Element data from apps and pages

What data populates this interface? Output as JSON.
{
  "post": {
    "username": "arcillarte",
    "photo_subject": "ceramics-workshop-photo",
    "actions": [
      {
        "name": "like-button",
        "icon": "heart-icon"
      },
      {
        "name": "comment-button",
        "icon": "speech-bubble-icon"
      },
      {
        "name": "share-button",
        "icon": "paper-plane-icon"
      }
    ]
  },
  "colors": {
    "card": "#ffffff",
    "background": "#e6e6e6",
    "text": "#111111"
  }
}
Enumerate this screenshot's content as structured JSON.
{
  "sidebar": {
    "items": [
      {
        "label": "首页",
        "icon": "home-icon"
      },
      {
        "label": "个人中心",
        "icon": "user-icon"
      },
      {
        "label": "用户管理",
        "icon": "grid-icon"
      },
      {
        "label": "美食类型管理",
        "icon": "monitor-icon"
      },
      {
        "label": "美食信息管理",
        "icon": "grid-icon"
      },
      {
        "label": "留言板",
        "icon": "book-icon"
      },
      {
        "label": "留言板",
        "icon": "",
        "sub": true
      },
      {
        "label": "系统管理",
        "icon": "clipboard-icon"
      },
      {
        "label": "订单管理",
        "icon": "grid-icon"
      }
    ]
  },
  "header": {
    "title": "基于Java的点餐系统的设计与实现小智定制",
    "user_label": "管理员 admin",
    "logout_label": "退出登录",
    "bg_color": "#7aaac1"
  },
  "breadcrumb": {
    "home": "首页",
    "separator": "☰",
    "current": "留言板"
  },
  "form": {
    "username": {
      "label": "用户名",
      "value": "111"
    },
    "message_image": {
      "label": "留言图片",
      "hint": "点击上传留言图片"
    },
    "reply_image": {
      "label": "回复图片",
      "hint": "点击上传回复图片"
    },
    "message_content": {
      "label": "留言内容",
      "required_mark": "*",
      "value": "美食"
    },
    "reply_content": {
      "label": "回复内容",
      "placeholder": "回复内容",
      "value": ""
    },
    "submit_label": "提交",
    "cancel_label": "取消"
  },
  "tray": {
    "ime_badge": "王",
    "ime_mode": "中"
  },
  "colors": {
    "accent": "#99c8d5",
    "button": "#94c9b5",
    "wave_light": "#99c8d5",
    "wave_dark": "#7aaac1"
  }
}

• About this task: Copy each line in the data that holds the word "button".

• Answer box:
        "name": "like-button",
        "name": "comment-button",
        "name": "share-button",
    "button": "#94c9b5",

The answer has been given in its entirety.